What are cookies and tracking technologies?
Cookies are small text files stored on devices, such as mobile phones, that can store information. They serve important functions such as remembering a user and their previous interactions with a website as well as keeping track of items in an online shopping cart. Other types of cookies and tracking technologies include local storage objects (LSOs) or ‘flash’ cookies, software development kits (SDKs), pixel trackers (or pixel gifs), ‘like’ buttons and social sharing tools, and device fingerprinting technologies.
Key points from the DPC
- Consent is required for the setting of cookies (whether or not the cookies collect personal data) and under the GDPR, the level of consent means a clear affirmative action by the data subject. However, consent is not required where (i) the sole purpose of the cookie is to carry out the transmission of a communication over a network; or (ii) the cookie is strictly necessary to provide an information society service that is explicitly requested by the user.
- It should be possible to withdraw consent as easily as it was given.
- Consent for cookies must not be bundled with consent for other purposes. Consent must be obtained for each purpose that cookies are set (eg analytics, targeting and marketing) although consent does not need to be obtained for every cookie (eg it is not necessary for cookies that are "necessary" to deliver a service such as to remember preferences).
- Pre-checked boxes or sliders or other tools set to 'ON' by default should not be used to signal a user's consent to the setting of cookies.
- Consent should be time limited. While the law does not prescribe specific lifespans for cookies, the DPC recommends that companies ask users to reaffirm their consent no longer than six months after it has been provided.
- The use of a cookie banner or pop-up must not 'nudge' a user into accepting cookies. An option to reject must have equal prominence in a banner. Furthermore, a cookie banner that merely gives the user the option to click “accept” to say yes to cookies and which provides no other option is not compliant. This means banners with buttons that read “ok, got it!” or “I understand“ and which do not provide any option to reject cookies or to click for further, more detailed, information do not meet the standard of consent required.
- Links to privacy and cookie policies should be visible and accessible to users without any cookies being set
- The lifespan of a cookie must be proportionate to its function – for example, it would not be considered proportionate to have a session cookies with a lifespan of "forever".
- Cookies or other technologies to track the location of a user or device should not be used without consent.
The DPC has given companies 6 months to bring their websites and apps into compliance, following which enforcement action will follow for those that are not compliant. Interestingly, the DPC has said that first-party analytics cookies (ie cookies set by the host website as opposed to a third party cookie set by a domain other than the one the user is visiting) are likely low risk and therefore are unlikely to be a priority for enforcement.
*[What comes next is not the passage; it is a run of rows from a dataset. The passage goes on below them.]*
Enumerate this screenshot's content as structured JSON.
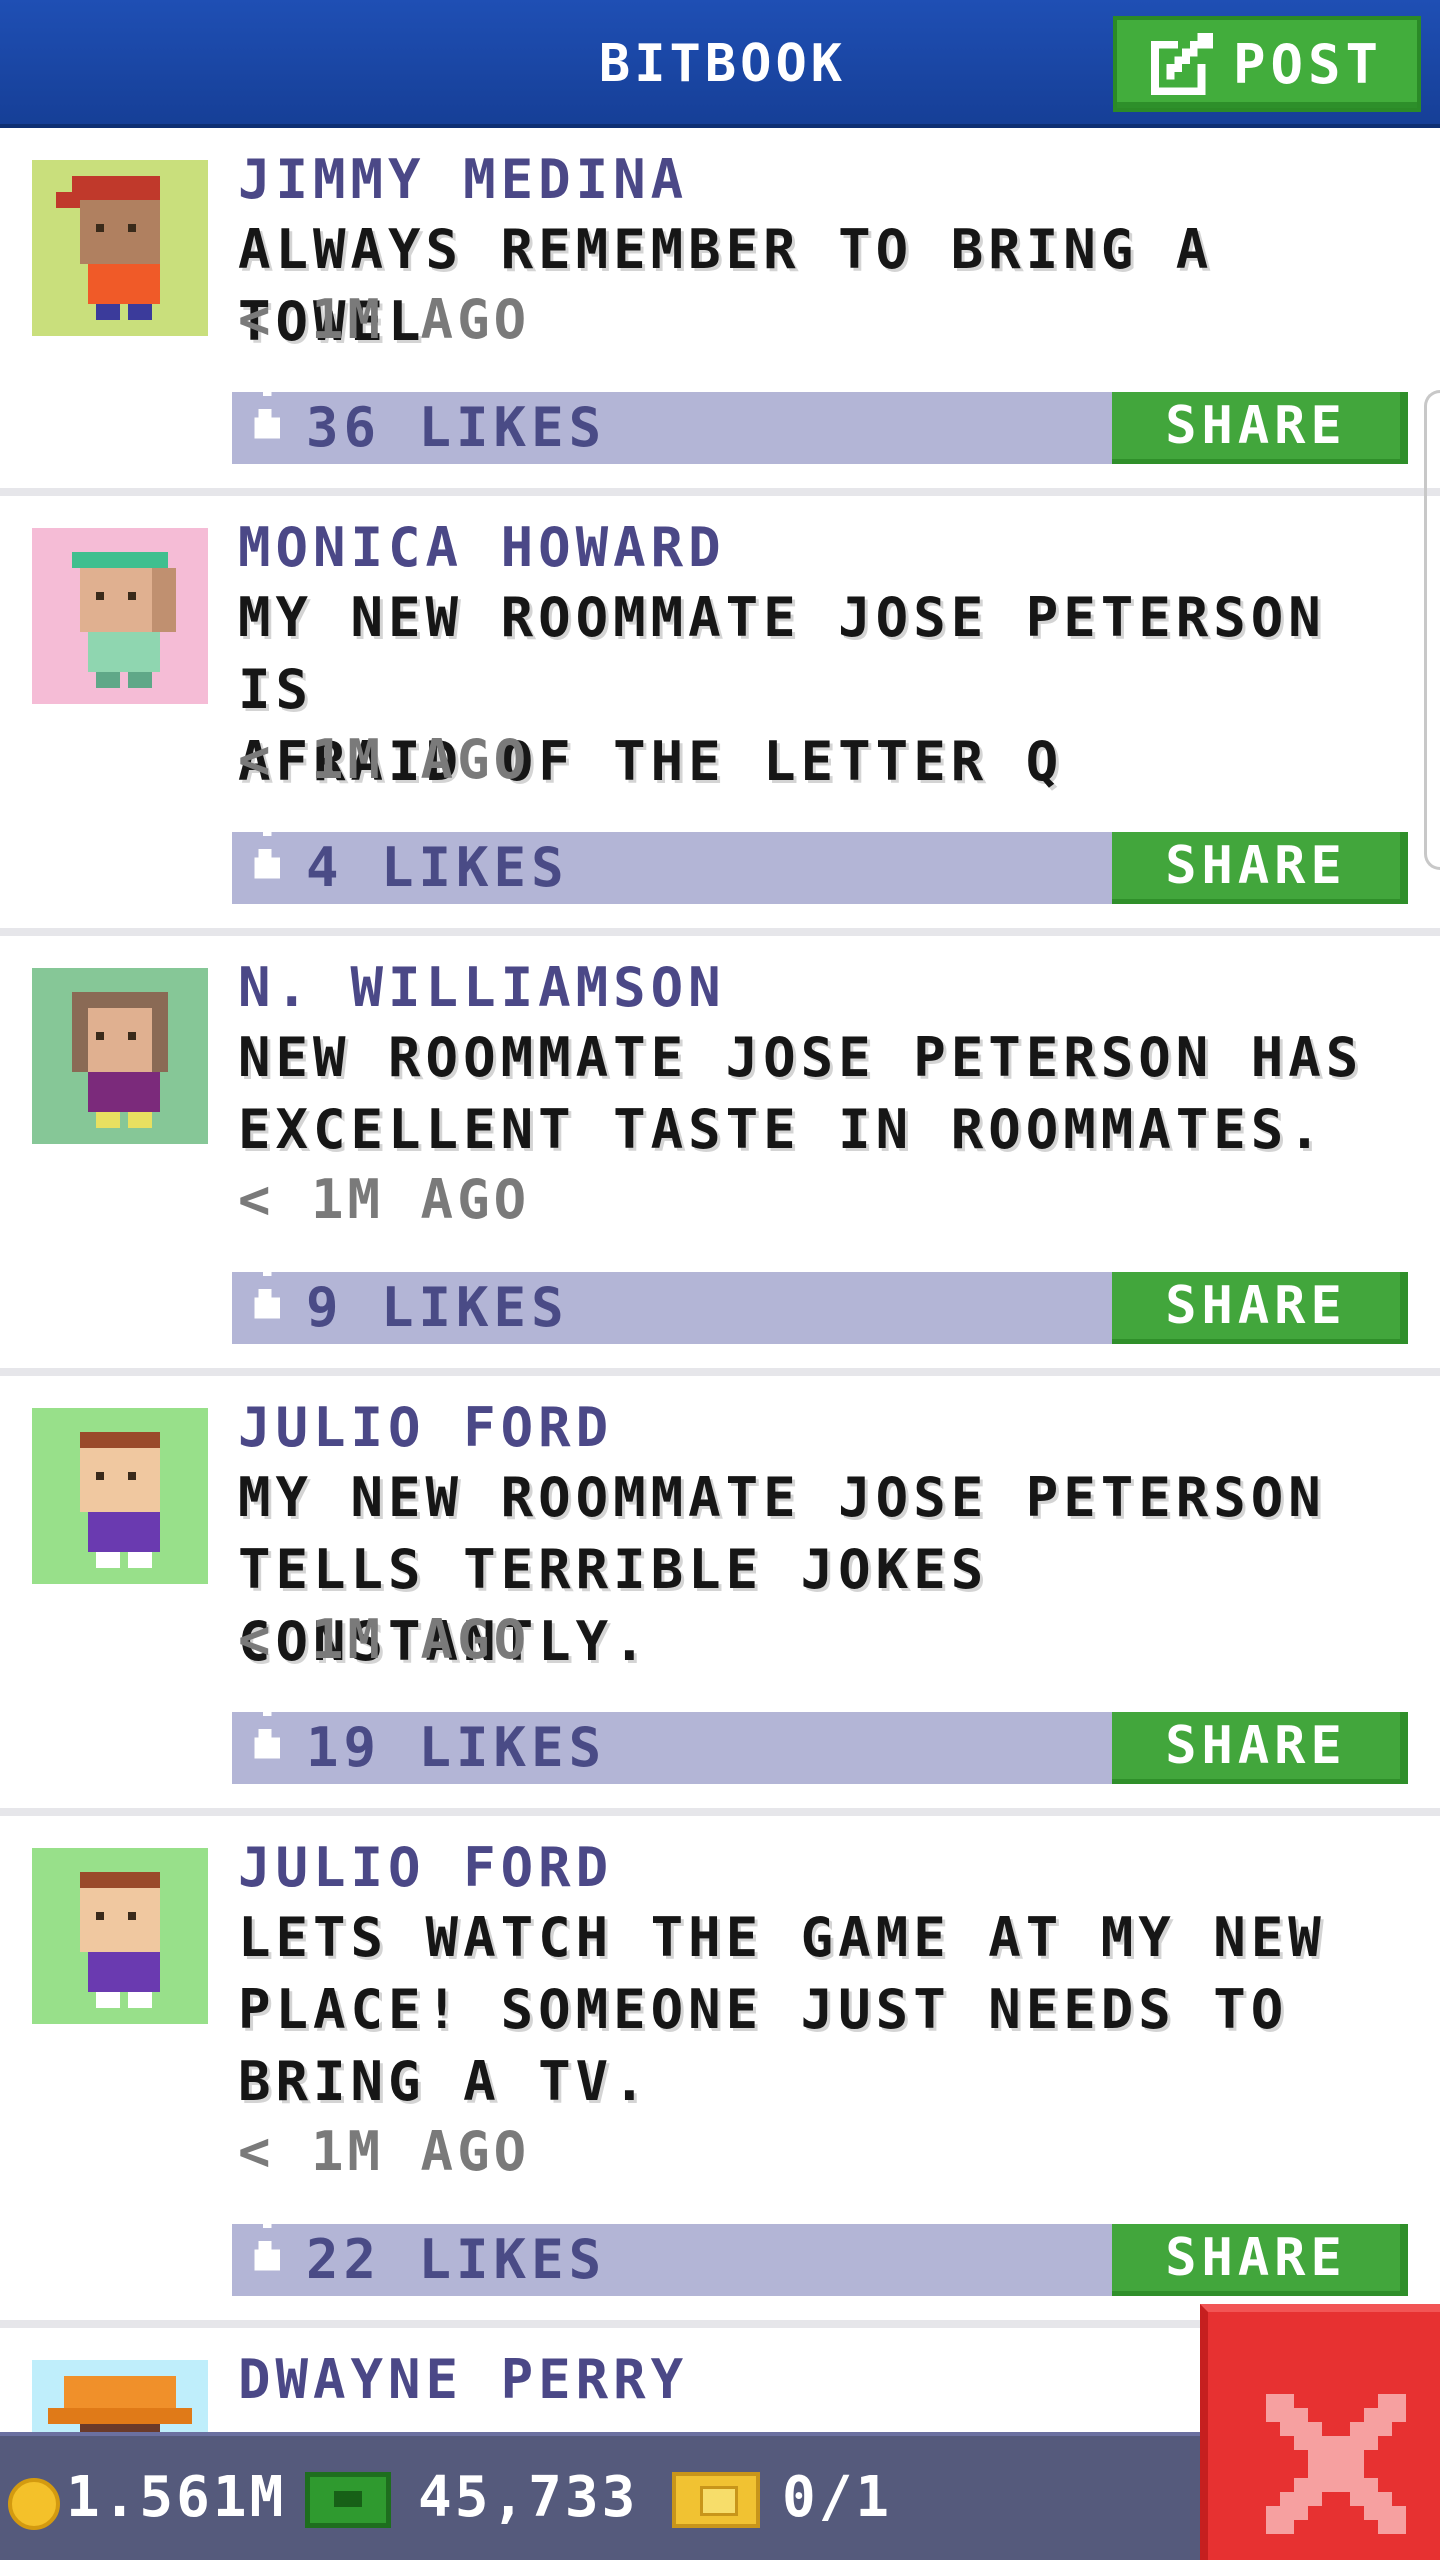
{
  "header": {
    "title": "BITBOOK",
    "post_label": "POST"
  },
  "posts": [
    {
      "name": "JIMMY MEDINA",
      "lines": [
        "ALWAYS REMEMBER TO BRING A TOWEL"
      ],
      "time": "< 1M AGO",
      "likes": "36 LIKES",
      "share": "SHARE",
      "avatar_bg": "#c9df7c"
    },
    {
      "name": "MONICA HOWARD",
      "lines": [
        "MY NEW ROOMMATE JOSE PETERSON IS",
        "AFRAID OF THE LETTER Q"
      ],
      "time": "< 1M AGO",
      "likes": "4 LIKES",
      "share": "SHARE",
      "avatar_bg": "#f5bcd6"
    },
    {
      "name": "N. WILLIAMSON",
      "lines": [
        "NEW ROOMMATE JOSE PETERSON HAS",
        "EXCELLENT TASTE IN ROOMMATES."
      ],
      "time": "< 1M AGO",
      "likes": "9 LIKES",
      "share": "SHARE",
      "avatar_bg": "#86c797"
    },
    {
      "name": "JULIO FORD",
      "lines": [
        "MY NEW ROOMMATE JOSE PETERSON",
        "TELLS TERRIBLE JOKES CONSTANTLY."
      ],
      "time": "< 1M AGO",
      "likes": "19 LIKES",
      "share": "SHARE",
      "avatar_bg": "#98e08a"
    },
    {
      "name": "JULIO FORD",
      "lines": [
        "LETS WATCH THE GAME AT MY NEW",
        "PLACE! SOMEONE JUST NEEDS TO",
        "BRING A TV."
      ],
      "time": "< 1M AGO",
      "likes": "22 LIKES",
      "share": "SHARE",
      "avatar_bg": "#98e08a"
    },
    {
      "name": "DWAYNE PERRY",
      "avatar_bg": "#bfeefb"
    }
  ],
  "status_bar": {
    "coins": "1.561M",
    "bux": "45,733",
    "tickets": "0/1"
  },
  "colors": {
    "header_blue": "#1f4fb4",
    "button_green": "#42a63c",
    "likes_bar": "#b3b5d6",
    "name_purple": "#4b4887",
    "close_red": "#e73131"
  },
  "icons": [
    "pencil-icon",
    "thumbs-up-icon",
    "coin-icon",
    "cash-icon",
    "ticket-icon",
    "close-x-icon"
  ]
}
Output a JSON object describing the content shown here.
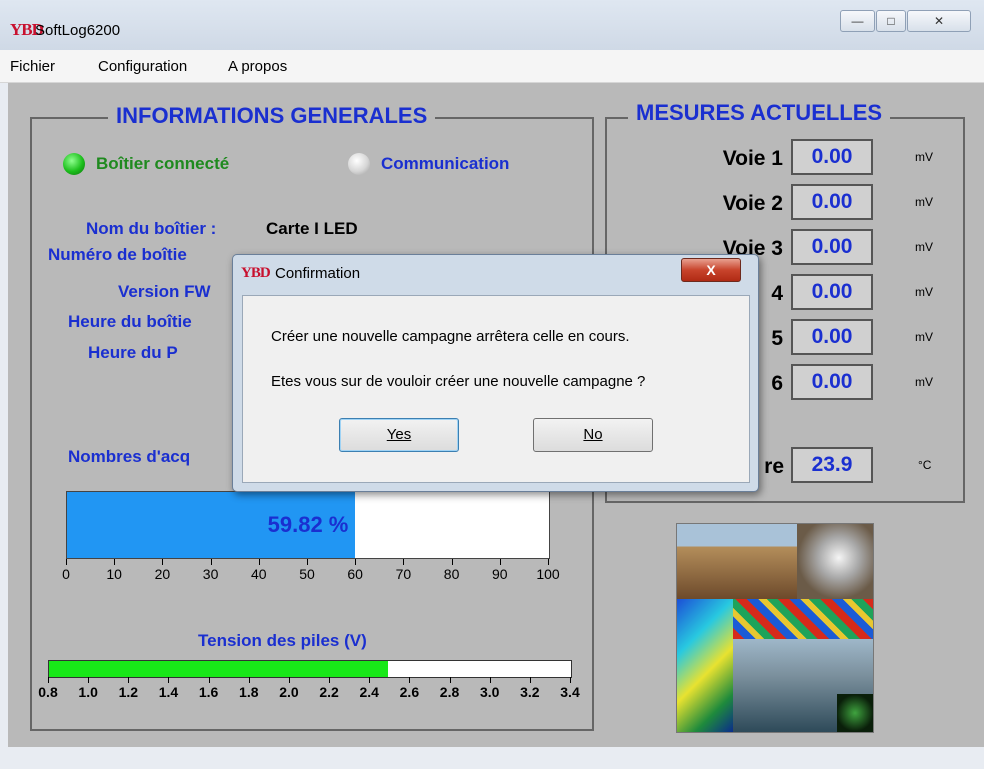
{
  "window": {
    "title": "SoftLog6200",
    "icon_text": "YBD"
  },
  "menu": {
    "items": [
      "Fichier",
      "Configuration",
      "A propos"
    ]
  },
  "info": {
    "title": "INFORMATIONS GENERALES",
    "status_connected": "Boîtier connecté",
    "status_comm": "Communication",
    "labels": [
      "Nom du boîtier :",
      "Numéro de boîtie",
      "Version FW",
      "Heure du boîtie",
      "Heure du P"
    ],
    "box_name": "Carte I LED",
    "acq_label": "Nombres d'acq",
    "progress_text": "59.82 %",
    "progress_value": 59.82,
    "progress_ticks": [
      "0",
      "10",
      "20",
      "30",
      "40",
      "50",
      "60",
      "70",
      "80",
      "90",
      "100"
    ],
    "battery_label": "Tension des piles (V)",
    "battery_fraction": 0.65,
    "battery_ticks": [
      "0.8",
      "1.0",
      "1.2",
      "1.4",
      "1.6",
      "1.8",
      "2.0",
      "2.2",
      "2.4",
      "2.6",
      "2.8",
      "3.0",
      "3.2",
      "3.4"
    ]
  },
  "mesures": {
    "title": "MESURES ACTUELLES",
    "channels": [
      {
        "label": "Voie 1",
        "value": "0.00",
        "unit": "mV"
      },
      {
        "label": "Voie 2",
        "value": "0.00",
        "unit": "mV"
      },
      {
        "label": "Voie 3",
        "value": "0.00",
        "unit": "mV"
      },
      {
        "label": "4",
        "value": "0.00",
        "unit": "mV"
      },
      {
        "label": "5",
        "value": "0.00",
        "unit": "mV"
      },
      {
        "label": "6",
        "value": "0.00",
        "unit": "mV"
      }
    ],
    "temp_label": "re",
    "temp_value": "23.9",
    "temp_unit": "°C"
  },
  "dialog": {
    "title": "Confirmation",
    "message1": "Créer une nouvelle campagne arrêtera celle en cours.",
    "message2": "Etes vous sur de vouloir créer une nouvelle campagne ?",
    "yes_label": "Yes",
    "no_label": "No",
    "close_label": "X"
  },
  "colors": {
    "progress": "#2196f3",
    "battery": "#18e818",
    "accent_blue": "#1a2fd0",
    "connected_green": "#1f8a1f"
  }
}
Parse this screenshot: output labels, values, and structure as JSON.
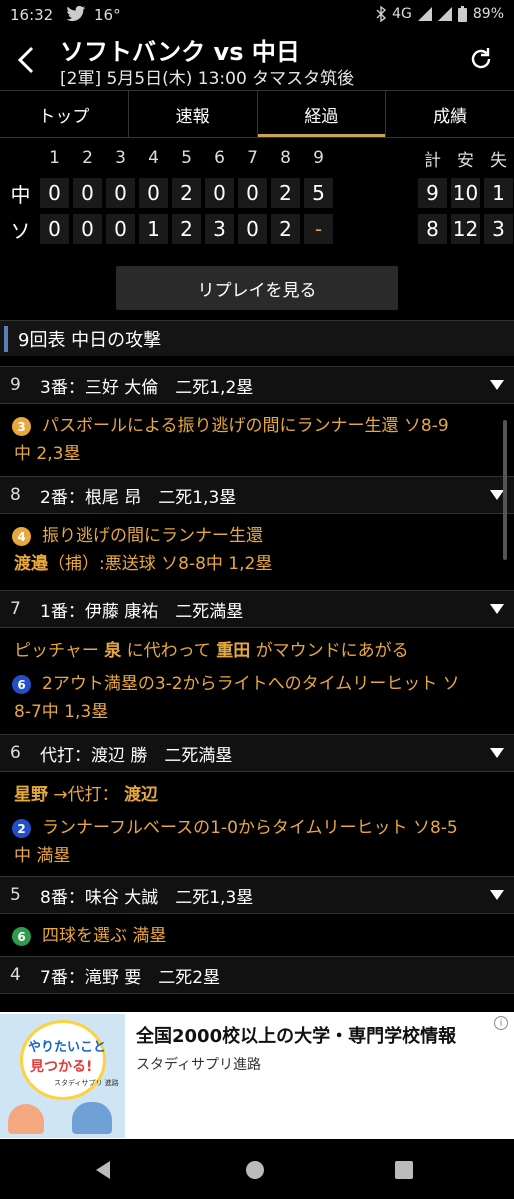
{
  "status_bar": {
    "time": "16:32",
    "temperature": "16°",
    "network": "4G",
    "battery": "89%"
  },
  "header": {
    "title": "ソフトバンク vs 中日",
    "subtitle": "[2軍] 5月5日(木) 13:00 タマスタ筑後"
  },
  "tabs": [
    {
      "label": "トップ",
      "active": false
    },
    {
      "label": "速報",
      "active": false
    },
    {
      "label": "経過",
      "active": true
    },
    {
      "label": "成績",
      "active": false
    }
  ],
  "scoreboard": {
    "innings": [
      "1",
      "2",
      "3",
      "4",
      "5",
      "6",
      "7",
      "8",
      "9"
    ],
    "totals_headers": [
      "計",
      "安",
      "失"
    ],
    "teams": [
      {
        "name": "中",
        "scores": [
          "0",
          "0",
          "0",
          "0",
          "2",
          "0",
          "0",
          "2",
          "5"
        ],
        "totals": [
          "9",
          "10",
          "1"
        ]
      },
      {
        "name": "ソ",
        "scores": [
          "0",
          "0",
          "0",
          "1",
          "2",
          "3",
          "0",
          "2",
          "-"
        ],
        "totals": [
          "8",
          "12",
          "3"
        ]
      }
    ]
  },
  "replay_button": "リプレイを見る",
  "section_title": "9回表 中日の攻撃",
  "plays": [
    {
      "num": "9",
      "batter": "3番：三好 大倫　二死1,2塁"
    },
    {
      "badge": "3",
      "line1": "パスボールによる振り逃げの間にランナー生還 ソ8-9",
      "line2": "中 2,3塁"
    },
    {
      "num": "8",
      "batter": "2番：根尾 昂　二死1,3塁"
    },
    {
      "badge": "4",
      "line1": "振り逃げの間にランナー生還",
      "line2_name": "渡邉",
      "line2_rest": "（捕）:悪送球 ソ8-8中 1,2塁"
    },
    {
      "num": "7",
      "batter": "1番：伊藤 康祐　二死満塁"
    },
    {
      "p_a": "ピッチャー",
      "p_b": "泉",
      "p_c": "に代わって",
      "p_d": "重田",
      "p_e": "がマウンドにあがる"
    },
    {
      "badge": "6",
      "line1": "2アウト満塁の3-2からライトへのタイムリーヒット ソ",
      "line2": "8-7中 1,3塁"
    },
    {
      "num": "6",
      "batter": "代打：渡辺 勝　二死満塁"
    },
    {
      "s_a": "星野",
      "s_b": "→代打：",
      "s_c": "渡辺"
    },
    {
      "badge": "2",
      "line1": "ランナーフルベースの1-0からタイムリーヒット ソ8-5",
      "line2": "中 満塁"
    },
    {
      "num": "5",
      "batter": "8番：味谷 大誠　二死1,3塁"
    },
    {
      "badge": "6",
      "line1": "四球を選ぶ 満塁"
    },
    {
      "num": "4",
      "batter": "7番：滝野 要　二死2塁"
    }
  ],
  "ad": {
    "headline": "全国2000校以上の大学・専門学校情報",
    "sponsor": "スタディサプリ進路",
    "image_text_1": "やりたいこと",
    "image_text_2": "見つかる!",
    "image_text_3": "スタディサプリ 進路"
  },
  "colors": {
    "accent": "#c9a25e",
    "event": "#e8a83c",
    "change": "#3cb85a"
  }
}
However, as it is clear that the DPC does intend to exercise its enforcement powers later this year, there is no time to lose – businesses should, without delay, review their cookie policies.